As for people’s expectation of Policy Address, our latest survey shows that when asked to name only one issue unaided, most people considered “housing” the most pressing policy area to be handled in CE Carrie Lam’s Policy Address. In terms of absolute percentage of importance, a record high of 95% said CE should tackle housing problems, with a mean score of 4.8, meaning close to “very important”. Both figures are the highest across all items. The second to fifth items in terms of mean score are “medical policy”, “education”, “economic development” and “political development”. Four out of five items are the same as those in the last survey. Only “economic development” enters the list to replace “social welfare”.

As for the best telecommunication corporation, our survey conducted in September shows that the most well-known telecommunication corporation was PCCW. Results of rating survey also show that PCCW has the best CSR reputation in the sector, scoring 54.5 marks, followed by Smartone and China Mobile, with 54.2 and 47.6 marks respectively.

Future Release (Tentative)

  • October 2, 2018 (Tuesday) 12pm to 2pm: People’s most familiar political figures,
    Public Sentiment Index

  • Reference – Technical Notes of “Online Opinion Analysis”

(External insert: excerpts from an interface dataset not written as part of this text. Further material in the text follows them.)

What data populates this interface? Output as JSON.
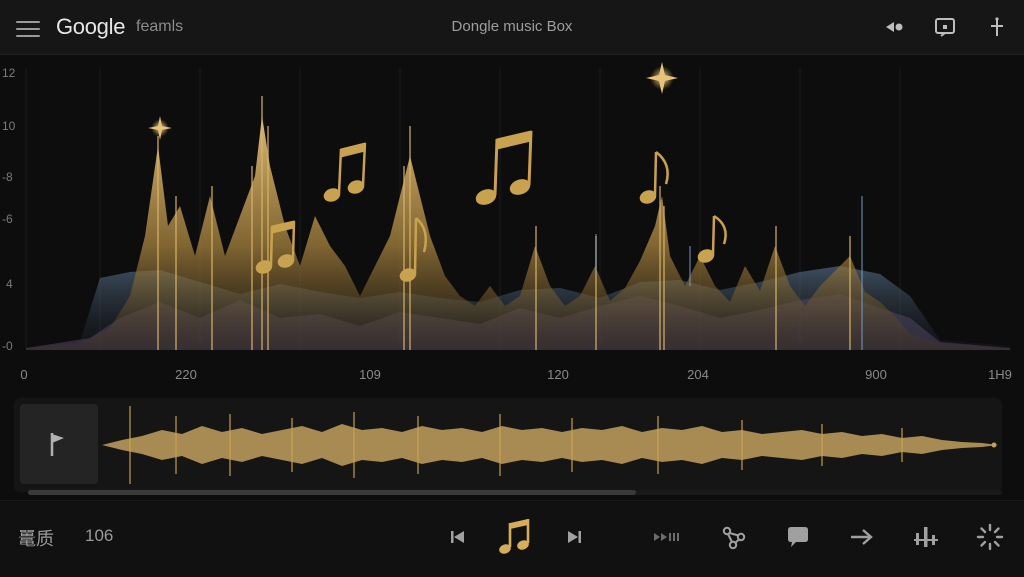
{
  "header": {
    "logo": "Google",
    "workspace": "feamls",
    "title": "Dongle music Box"
  },
  "spectrum": {
    "y_ticks": [
      "12",
      "10",
      "-8",
      "-6",
      "4",
      "-0"
    ],
    "x_ticks": [
      "0",
      "220",
      "109",
      "120",
      "204",
      "900",
      "1H9"
    ]
  },
  "footer": {
    "quality_label": "鼍质",
    "quality_value": "106"
  },
  "colors": {
    "accent_gold": "#c9a24f",
    "background": "#0d0d0d",
    "bar": "#161616"
  },
  "icons": {
    "menu": "menu-icon",
    "speaker": "speaker-icon",
    "cast": "cast-icon",
    "antenna": "antenna-icon",
    "flag": "flag-icon",
    "previous": "skip-previous-icon",
    "music_note": "music-note-icon",
    "next": "skip-next-icon",
    "fast_forward": "fast-forward-icon",
    "share": "share-icon",
    "comment": "comment-icon",
    "arrow": "arrow-right-icon",
    "equalizer": "equalizer-icon",
    "loading": "loading-icon"
  }
}
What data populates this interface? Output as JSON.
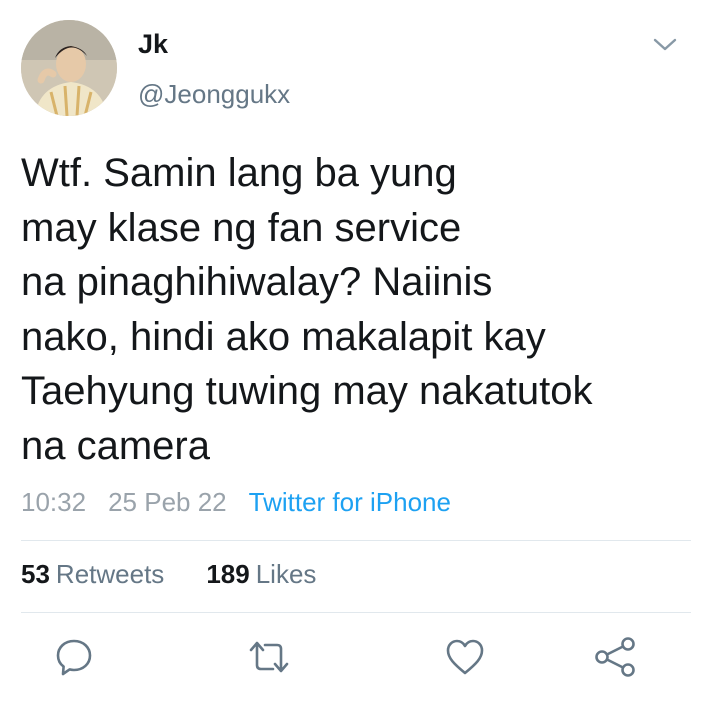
{
  "author": {
    "display_name": "Jk",
    "handle": "@Jeonggukx",
    "avatar_icon": "profile-photo"
  },
  "tweet": {
    "lines": [
      "Wtf. Samin lang ba yung",
      "may klase ng fan service",
      "na pinaghihiwalay? Naiinis",
      "nako, hindi ako makalapit kay",
      "Taehyung tuwing may nakatutok",
      "na camera"
    ],
    "time": "10:32",
    "date": "25 Peb 22",
    "source": "Twitter for iPhone"
  },
  "stats": {
    "retweets_count": "53",
    "retweets_label": "Retweets",
    "likes_count": "189",
    "likes_label": "Likes"
  },
  "actions": [
    "reply-icon",
    "retweet-icon",
    "like-icon",
    "share-icon"
  ],
  "colors": {
    "text": "#14171a",
    "secondary": "#657786",
    "link": "#1da1f2",
    "divider": "#e1e8ed",
    "icon": "#657786"
  }
}
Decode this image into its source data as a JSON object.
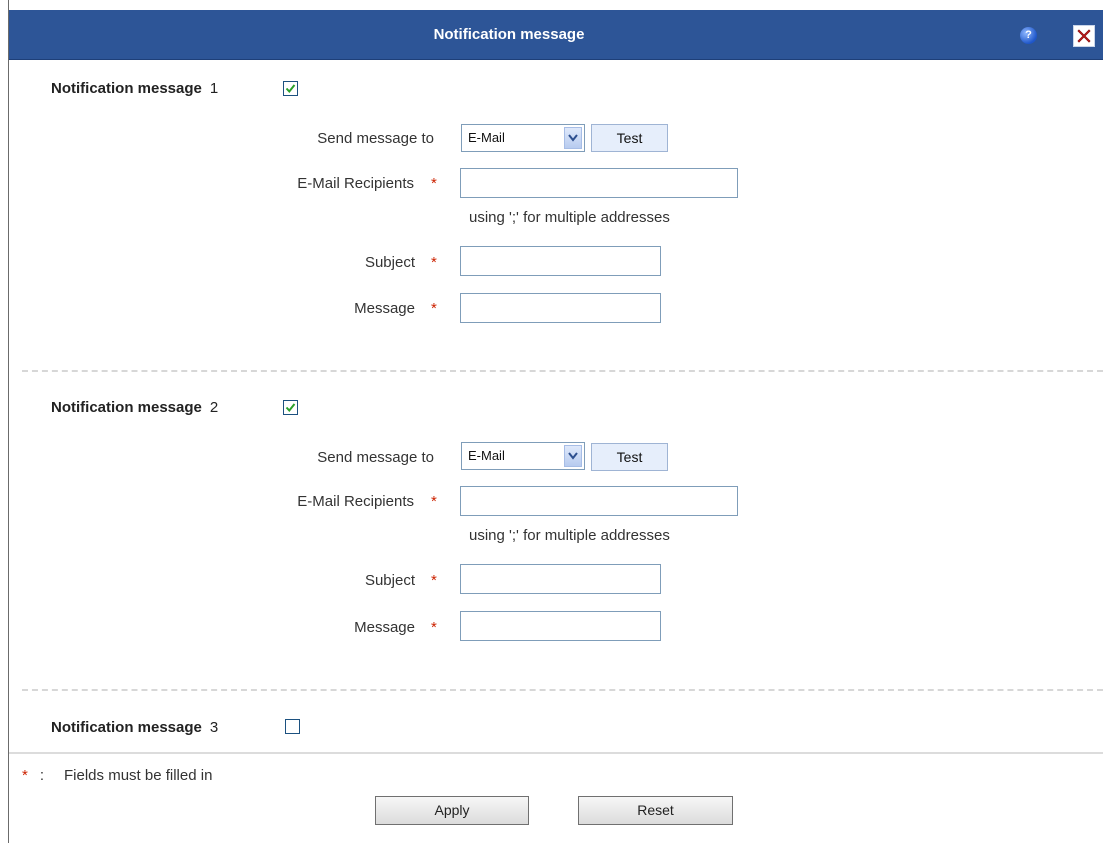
{
  "window": {
    "title": "Notification message",
    "help_icon": "help-icon",
    "close_icon": "close-icon"
  },
  "sections": [
    {
      "heading": "Notification message",
      "number": "1",
      "enabled": true,
      "send_to_label": "Send message to",
      "send_to_value": "E-Mail",
      "test_label": "Test",
      "recipients_label": "E-Mail Recipients",
      "recipients_value": "",
      "hint": "using ';' for multiple addresses",
      "subject_label": "Subject",
      "subject_value": "",
      "message_label": "Message",
      "message_value": ""
    },
    {
      "heading": "Notification message",
      "number": "2",
      "enabled": true,
      "send_to_label": "Send message to",
      "send_to_value": "E-Mail",
      "test_label": "Test",
      "recipients_label": "E-Mail Recipients",
      "recipients_value": "",
      "hint": "using ';' for multiple addresses",
      "subject_label": "Subject",
      "subject_value": "",
      "message_label": "Message",
      "message_value": ""
    },
    {
      "heading": "Notification message",
      "number": "3",
      "enabled": false
    }
  ],
  "required_marker": "*",
  "legend": {
    "marker": "*",
    "colon": ":",
    "text": "Fields must be filled in"
  },
  "buttons": {
    "apply": "Apply",
    "reset": "Reset"
  },
  "colors": {
    "titlebar": "#2d5597",
    "required": "#cc2200"
  }
}
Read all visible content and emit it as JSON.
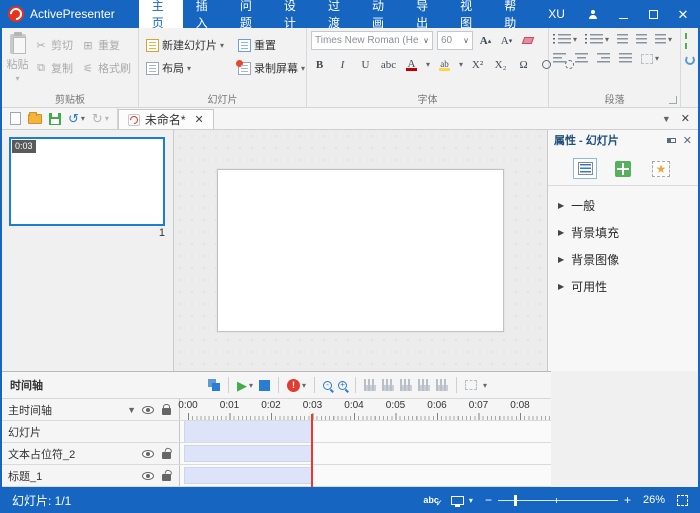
{
  "titlebar": {
    "app_name": "ActivePresenter",
    "tabs": [
      "主页",
      "插入",
      "问题",
      "设计",
      "过渡",
      "动画",
      "导出",
      "视图",
      "帮助",
      "XU"
    ],
    "active_tab": "主页",
    "close_glyph": "✕"
  },
  "ribbon": {
    "clipboard": {
      "label": "剪贴板",
      "paste": "粘贴",
      "cut": "剪切",
      "duplicate": "重复",
      "copy": "复制",
      "format_painter": "格式刷"
    },
    "slide": {
      "label": "幻灯片",
      "new_slide": "新建幻灯片",
      "reset": "重置",
      "layout": "布局",
      "record_screen": "录制屏幕"
    },
    "font": {
      "label": "字体",
      "family": "Times New Roman (He",
      "size": "60",
      "grow": "A",
      "shrink": "A",
      "bold": "B",
      "italic": "I",
      "underline": "U",
      "strike": "abc",
      "color_letter": "A",
      "highlight_letters": "ab",
      "superscript": "X²",
      "subscript": "X₂",
      "symbol": "Ω"
    },
    "paragraph": {
      "label": "段落"
    }
  },
  "docbar": {
    "tab_title": "未命名*",
    "tab_close": "✕",
    "panel_close": "✕"
  },
  "slides_panel": {
    "time_badge": "0:03",
    "slide_number": "1"
  },
  "properties": {
    "title": "属性 - 幻灯片",
    "close": "✕",
    "sections": [
      "一般",
      "背景填充",
      "背景图像",
      "可用性"
    ]
  },
  "timeline": {
    "title": "时间轴",
    "master_track": "主时间轴",
    "ruler": [
      "0:00",
      "0:01",
      "0:02",
      "0:03",
      "0:04",
      "0:05",
      "0:06",
      "0:07",
      "0:08"
    ],
    "rows": [
      "幻灯片",
      "文本占位符_2",
      "标题_1"
    ],
    "record_glyph": "!"
  },
  "statusbar": {
    "slide_info": "幻灯片: 1/1",
    "zoom_level": "26%",
    "spell_glyph": "abc"
  },
  "colors": {
    "accent": "#1666c1",
    "playhead": "#e8392b",
    "track_bar": "#dde3f8",
    "selection": "#1a7fd4"
  }
}
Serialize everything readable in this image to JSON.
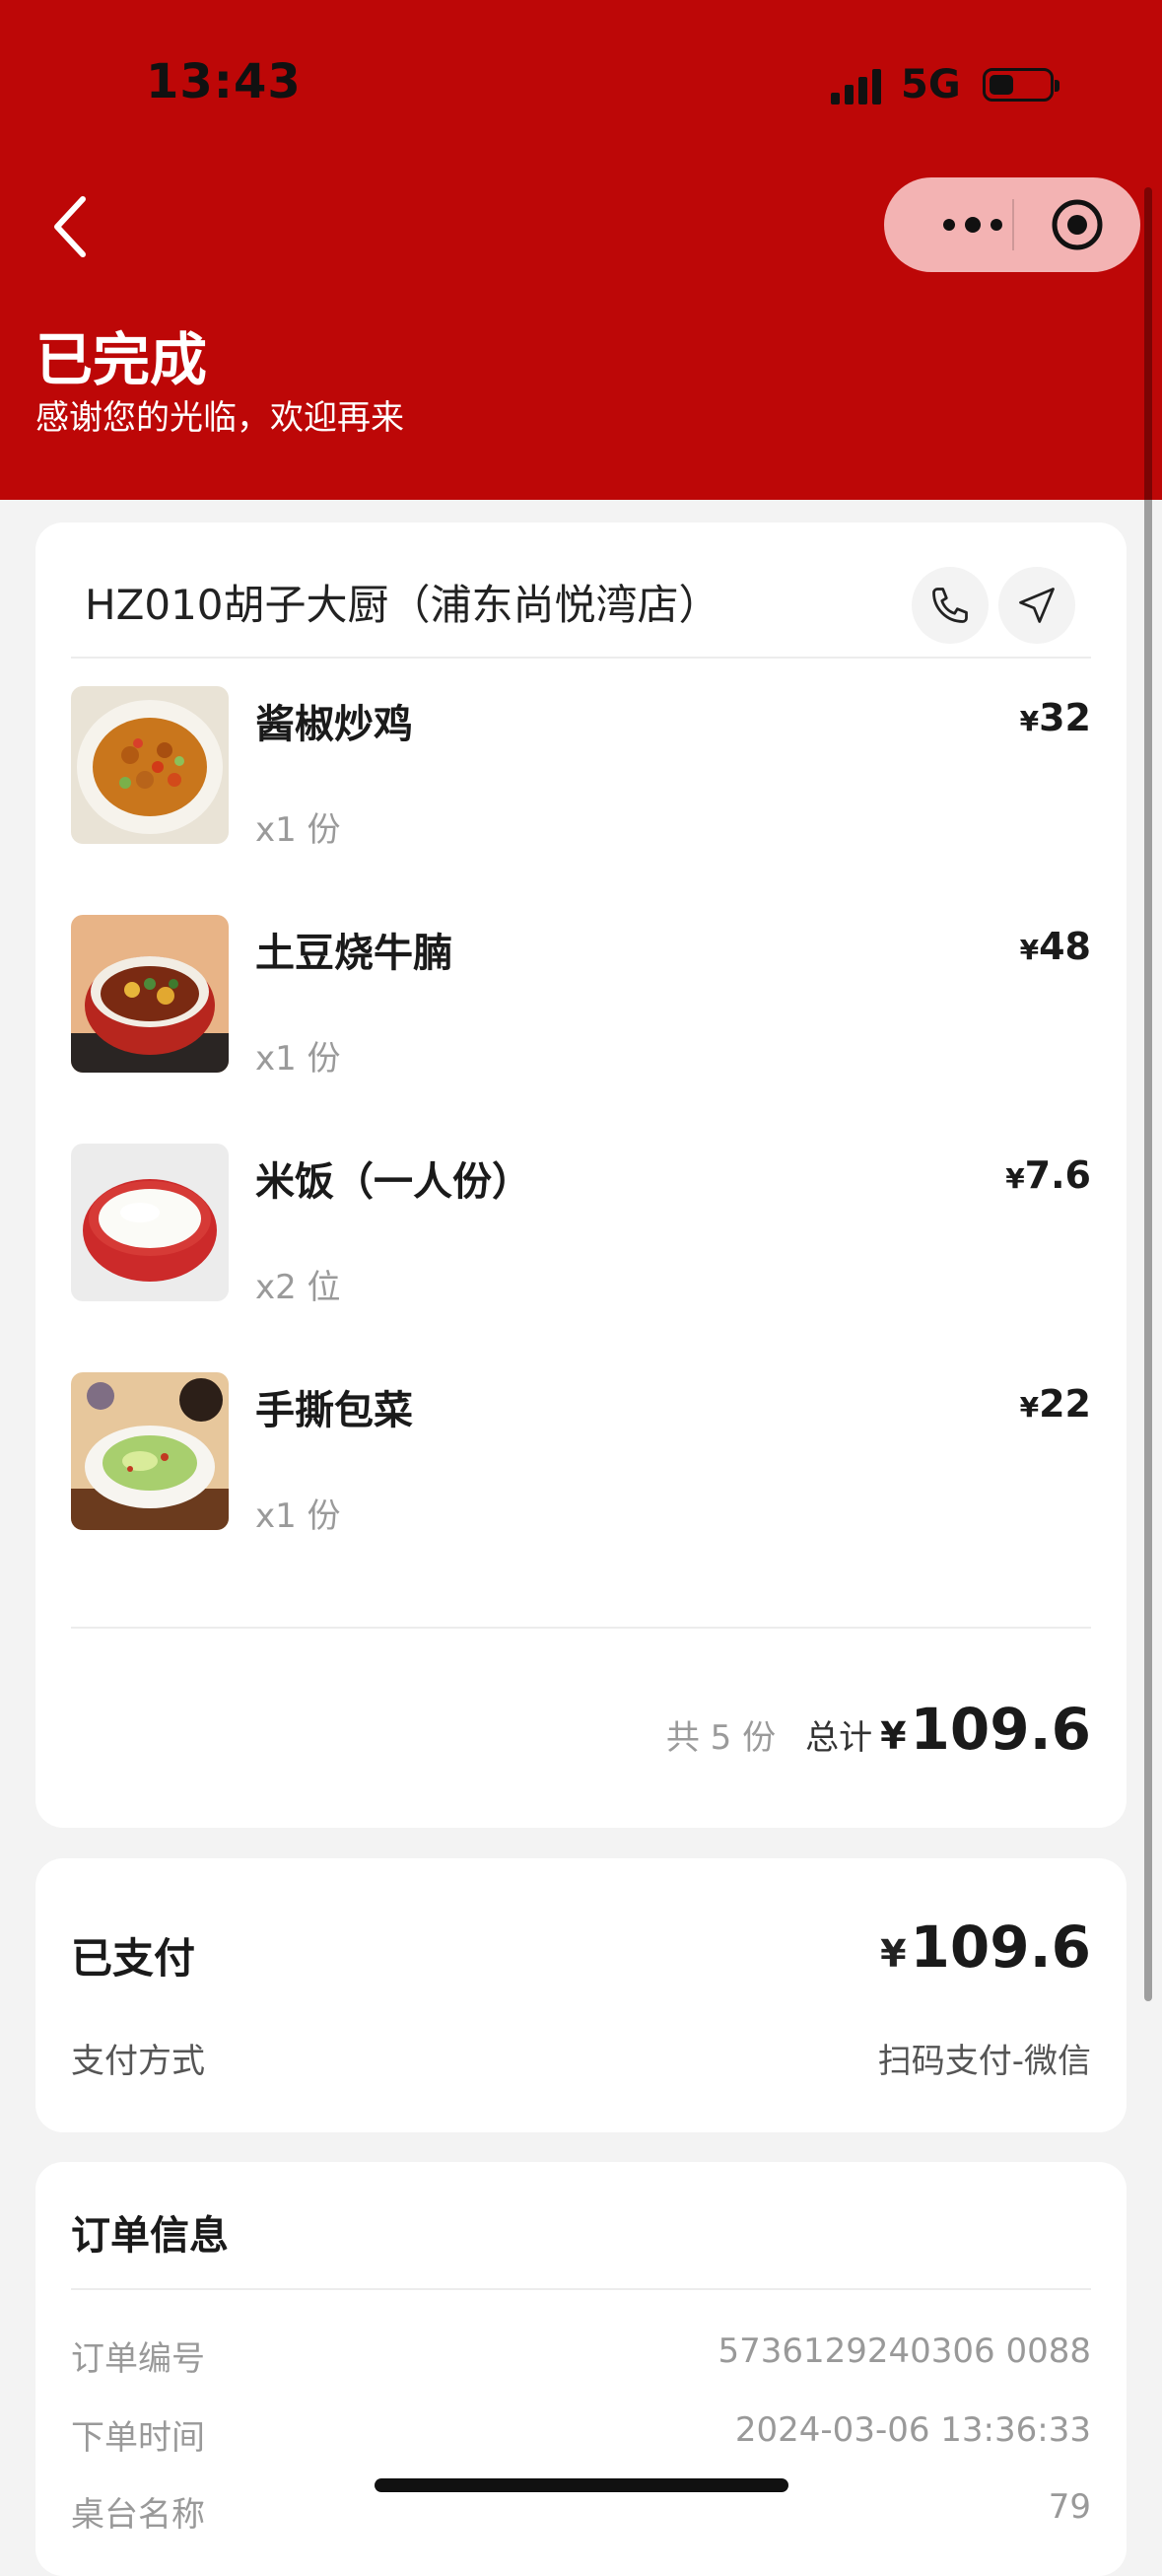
{
  "status_bar": {
    "time": "13:43",
    "network": "5G"
  },
  "header": {
    "title": "已完成",
    "subtitle": "感谢您的光临，欢迎再来"
  },
  "store": {
    "name": "HZ010胡子大厨（浦东尚悦湾店）"
  },
  "items": [
    {
      "name": "酱椒炒鸡",
      "qty": "x1 份",
      "price": "32"
    },
    {
      "name": "土豆烧牛腩",
      "qty": "x1 份",
      "price": "48"
    },
    {
      "name": "米饭（一人份）",
      "qty": "x2 位",
      "price": "7.6"
    },
    {
      "name": "手撕包菜",
      "qty": "x1 份",
      "price": "22"
    }
  ],
  "currency": "¥",
  "summary": {
    "count": "共 5 份",
    "total_label": "总计",
    "total": "109.6"
  },
  "payment": {
    "paid_label": "已支付",
    "paid_amount": "109.6",
    "method_label": "支付方式",
    "method_value": "扫码支付-微信"
  },
  "order": {
    "title": "订单信息",
    "rows": [
      {
        "label": "订单编号",
        "value": "5736129240306 0088"
      },
      {
        "label": "下单时间",
        "value": "2024-03-06 13:36:33"
      },
      {
        "label": "桌台名称",
        "value": "79"
      }
    ]
  },
  "colors": {
    "header_red": "#bd0707",
    "page_bg": "#f3f3f3"
  }
}
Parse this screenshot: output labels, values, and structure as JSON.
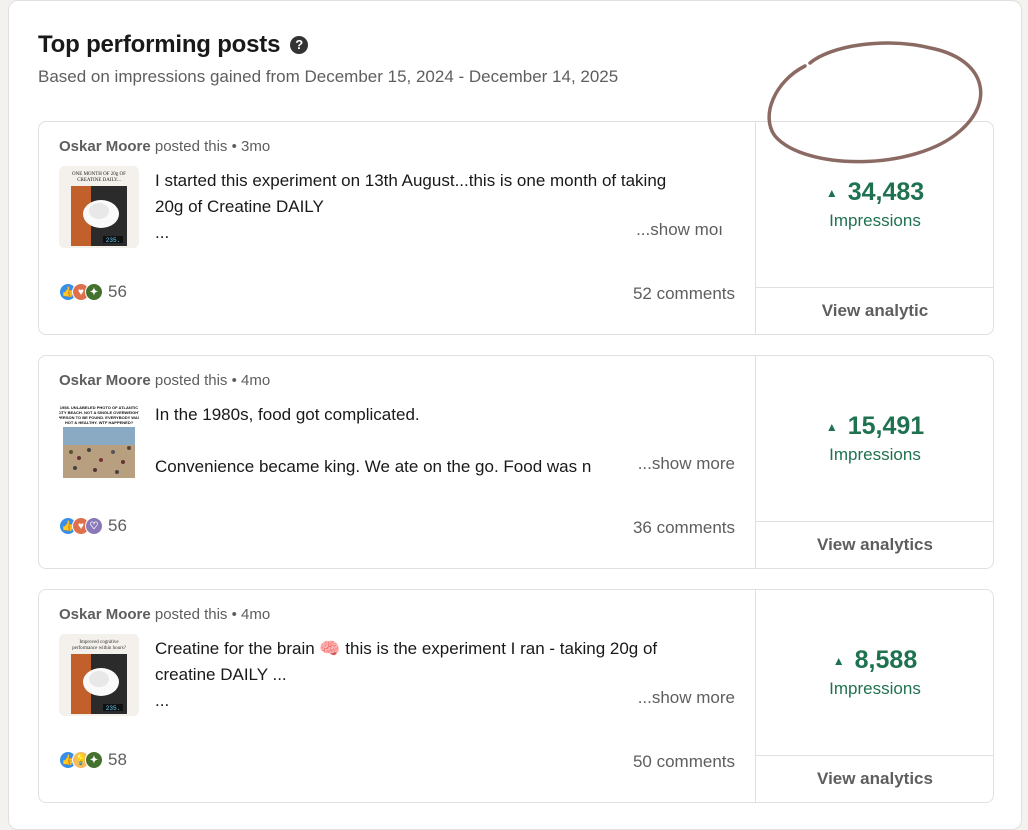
{
  "header": {
    "title": "Top performing posts",
    "help_icon": "?",
    "subtitle": "Based on impressions gained from December 15, 2024 - December 14, 2025"
  },
  "posts": [
    {
      "author": "Oskar Moore",
      "posted_label": " posted this • 3mo",
      "text_line1": "I started this experiment on 13th August...this is one month of taking",
      "text_line2": "20g of Creatine DAILY",
      "text_line3": "...",
      "show_more": "...show moı",
      "thumb_caption": "ONE MONTH OF 20g OF CREATINE DAILY...",
      "thumb_scale_reading": "235.",
      "reactions": [
        "like",
        "love",
        "celebrate"
      ],
      "reaction_count": "56",
      "comments": "52 comments",
      "impressions": "34,483",
      "impressions_label": "Impressions",
      "view_analytics": "View analytic"
    },
    {
      "author": "Oskar Moore",
      "posted_label": " posted this • 4mo",
      "text_line1": "In the 1980s, food got complicated.",
      "text_line2": "",
      "text_line3": "Convenience became king. We ate on the go. Food was n",
      "show_more": "...show more",
      "thumb_caption": "1958. UNLABELED PHOTO OF ATLANTIC CITY BEACH. NOT A SINGLE OVERWEIGHT PERSON TO BE FOUND. EVERYBODY WAS HOT & HEALTHY. WTF HAPPENED?",
      "thumb_scale_reading": "",
      "reactions": [
        "like",
        "love",
        "support"
      ],
      "reaction_count": "56",
      "comments": "36 comments",
      "impressions": "15,491",
      "impressions_label": "Impressions",
      "view_analytics": "View analytics"
    },
    {
      "author": "Oskar Moore",
      "posted_label": " posted this • 4mo",
      "text_line1": "Creatine for the brain 🧠 this is the experiment I ran - taking 20g of",
      "text_line2": "creatine DAILY ...",
      "text_line3": "...",
      "show_more": "...show more",
      "thumb_caption": "Improved cognitive performance within hours?",
      "thumb_scale_reading": "235.",
      "reactions": [
        "like",
        "insight",
        "celebrate"
      ],
      "reaction_count": "58",
      "comments": "50 comments",
      "impressions": "8,588",
      "impressions_label": "Impressions",
      "view_analytics": "View analytics"
    }
  ],
  "colors": {
    "impressions_green": "#1f7250",
    "annotation_circle": "#8b6a63"
  }
}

    Technically, POP research team firstly determines and inputs related keywords to be searched on the platform provided by uMax Data. POP then selects targeted online platforms to be monitored (currently selected: Facebook and forums), and extract the top five most discussed items on each online platform, thus come up with a list of 10 items in total. By eliminating duplications in the top ten items, POP compiles a table which is included in the press release for readers’ reference.